• **Work instruction**
For each line in the data below that holds "this", return a copy.

────────────────────────────────────────

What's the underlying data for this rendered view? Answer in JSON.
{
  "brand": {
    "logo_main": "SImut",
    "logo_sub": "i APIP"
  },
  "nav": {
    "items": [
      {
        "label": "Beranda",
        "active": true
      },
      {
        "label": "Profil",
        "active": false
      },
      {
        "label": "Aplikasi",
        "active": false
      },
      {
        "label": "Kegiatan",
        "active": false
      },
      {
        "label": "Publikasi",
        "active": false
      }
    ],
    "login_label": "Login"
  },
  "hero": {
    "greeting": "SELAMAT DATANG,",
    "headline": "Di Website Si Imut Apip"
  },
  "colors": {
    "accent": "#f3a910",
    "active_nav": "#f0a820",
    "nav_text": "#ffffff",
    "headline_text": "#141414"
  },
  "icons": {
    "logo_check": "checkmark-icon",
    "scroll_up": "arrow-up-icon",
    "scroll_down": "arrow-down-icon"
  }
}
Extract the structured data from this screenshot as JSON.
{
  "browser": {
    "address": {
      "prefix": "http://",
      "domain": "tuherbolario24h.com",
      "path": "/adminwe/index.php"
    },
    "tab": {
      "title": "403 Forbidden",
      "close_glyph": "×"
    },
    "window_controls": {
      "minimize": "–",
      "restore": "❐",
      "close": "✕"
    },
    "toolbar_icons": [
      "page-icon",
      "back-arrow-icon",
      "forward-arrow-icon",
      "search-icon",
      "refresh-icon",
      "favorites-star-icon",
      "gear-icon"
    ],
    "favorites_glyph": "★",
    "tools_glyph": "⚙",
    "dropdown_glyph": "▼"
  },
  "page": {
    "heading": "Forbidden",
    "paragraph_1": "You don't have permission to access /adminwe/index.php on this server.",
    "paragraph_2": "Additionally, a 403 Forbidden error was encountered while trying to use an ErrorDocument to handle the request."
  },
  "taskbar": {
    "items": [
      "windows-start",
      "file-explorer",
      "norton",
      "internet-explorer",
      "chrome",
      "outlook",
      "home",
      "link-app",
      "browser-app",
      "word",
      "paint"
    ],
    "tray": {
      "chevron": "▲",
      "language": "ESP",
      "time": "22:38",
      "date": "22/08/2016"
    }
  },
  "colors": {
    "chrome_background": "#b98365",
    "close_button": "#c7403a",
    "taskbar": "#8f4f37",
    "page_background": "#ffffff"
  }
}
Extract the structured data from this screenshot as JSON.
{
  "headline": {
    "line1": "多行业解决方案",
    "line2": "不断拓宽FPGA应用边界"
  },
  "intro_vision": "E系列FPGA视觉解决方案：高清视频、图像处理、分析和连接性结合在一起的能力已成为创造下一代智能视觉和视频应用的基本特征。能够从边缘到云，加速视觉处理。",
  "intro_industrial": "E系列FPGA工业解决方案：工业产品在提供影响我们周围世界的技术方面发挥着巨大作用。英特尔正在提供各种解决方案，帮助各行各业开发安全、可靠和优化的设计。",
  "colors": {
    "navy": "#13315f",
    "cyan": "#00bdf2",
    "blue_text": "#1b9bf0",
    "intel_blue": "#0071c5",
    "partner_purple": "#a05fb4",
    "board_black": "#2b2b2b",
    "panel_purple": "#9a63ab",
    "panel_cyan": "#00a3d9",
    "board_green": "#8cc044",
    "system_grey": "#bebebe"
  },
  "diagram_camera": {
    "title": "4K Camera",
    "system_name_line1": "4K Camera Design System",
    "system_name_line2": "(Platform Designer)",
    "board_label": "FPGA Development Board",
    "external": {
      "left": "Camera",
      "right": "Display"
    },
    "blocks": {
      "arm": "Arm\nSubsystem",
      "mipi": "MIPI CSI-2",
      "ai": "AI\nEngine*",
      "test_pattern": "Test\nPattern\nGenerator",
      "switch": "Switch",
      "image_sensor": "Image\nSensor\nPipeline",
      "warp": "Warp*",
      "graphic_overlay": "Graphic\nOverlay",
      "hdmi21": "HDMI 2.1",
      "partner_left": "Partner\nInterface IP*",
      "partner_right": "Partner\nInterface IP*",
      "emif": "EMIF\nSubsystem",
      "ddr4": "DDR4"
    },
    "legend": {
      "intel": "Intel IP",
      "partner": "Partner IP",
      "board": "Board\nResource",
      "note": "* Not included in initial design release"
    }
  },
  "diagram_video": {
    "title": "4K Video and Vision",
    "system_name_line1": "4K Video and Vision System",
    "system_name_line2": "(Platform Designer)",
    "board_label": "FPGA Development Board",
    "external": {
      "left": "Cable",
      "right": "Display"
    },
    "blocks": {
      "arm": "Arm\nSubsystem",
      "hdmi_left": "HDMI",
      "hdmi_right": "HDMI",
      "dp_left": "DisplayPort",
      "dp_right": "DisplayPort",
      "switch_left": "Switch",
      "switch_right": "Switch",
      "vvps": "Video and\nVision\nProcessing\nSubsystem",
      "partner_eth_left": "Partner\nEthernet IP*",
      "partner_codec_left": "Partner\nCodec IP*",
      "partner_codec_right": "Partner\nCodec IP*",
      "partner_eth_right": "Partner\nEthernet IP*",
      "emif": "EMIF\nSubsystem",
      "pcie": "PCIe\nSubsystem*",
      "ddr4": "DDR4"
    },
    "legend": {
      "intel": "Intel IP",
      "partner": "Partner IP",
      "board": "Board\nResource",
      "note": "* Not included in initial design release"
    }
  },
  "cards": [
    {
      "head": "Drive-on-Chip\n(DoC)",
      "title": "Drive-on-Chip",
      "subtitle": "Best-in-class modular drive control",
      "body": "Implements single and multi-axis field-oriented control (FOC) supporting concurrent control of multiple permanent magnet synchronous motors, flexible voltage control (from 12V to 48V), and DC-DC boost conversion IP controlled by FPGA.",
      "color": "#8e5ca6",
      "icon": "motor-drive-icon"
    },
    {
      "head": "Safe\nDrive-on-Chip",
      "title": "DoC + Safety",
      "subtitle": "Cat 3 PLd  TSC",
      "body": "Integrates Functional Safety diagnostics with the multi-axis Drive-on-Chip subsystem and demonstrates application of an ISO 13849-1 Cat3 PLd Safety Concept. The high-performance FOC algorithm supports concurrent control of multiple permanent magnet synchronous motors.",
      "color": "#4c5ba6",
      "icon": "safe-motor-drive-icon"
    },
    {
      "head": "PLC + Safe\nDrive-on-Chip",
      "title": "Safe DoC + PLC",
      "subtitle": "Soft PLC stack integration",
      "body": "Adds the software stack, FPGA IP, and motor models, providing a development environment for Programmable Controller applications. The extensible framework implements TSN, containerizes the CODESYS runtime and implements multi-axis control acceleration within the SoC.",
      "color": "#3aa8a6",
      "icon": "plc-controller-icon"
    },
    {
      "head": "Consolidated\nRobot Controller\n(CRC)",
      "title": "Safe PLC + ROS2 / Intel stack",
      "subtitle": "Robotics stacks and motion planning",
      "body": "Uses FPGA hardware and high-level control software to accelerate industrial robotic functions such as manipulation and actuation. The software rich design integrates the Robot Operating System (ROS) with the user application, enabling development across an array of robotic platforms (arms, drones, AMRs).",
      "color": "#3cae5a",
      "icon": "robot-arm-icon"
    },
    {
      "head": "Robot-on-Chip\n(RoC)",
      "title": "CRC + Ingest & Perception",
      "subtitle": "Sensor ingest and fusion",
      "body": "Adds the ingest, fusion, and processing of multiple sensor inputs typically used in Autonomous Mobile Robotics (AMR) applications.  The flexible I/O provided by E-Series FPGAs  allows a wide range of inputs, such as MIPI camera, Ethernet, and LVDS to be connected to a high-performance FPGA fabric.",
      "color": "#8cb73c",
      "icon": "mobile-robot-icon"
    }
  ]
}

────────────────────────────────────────

• **Exercise output**
What's the underlying data for this rendered view? Answer in JSON.
Extract the structured data from this screenshot as JSON.
    "paragraph_1": "You don't have permission to access /adminwe/index.php on this server.",
Extract the structured data from this screenshot as JSON.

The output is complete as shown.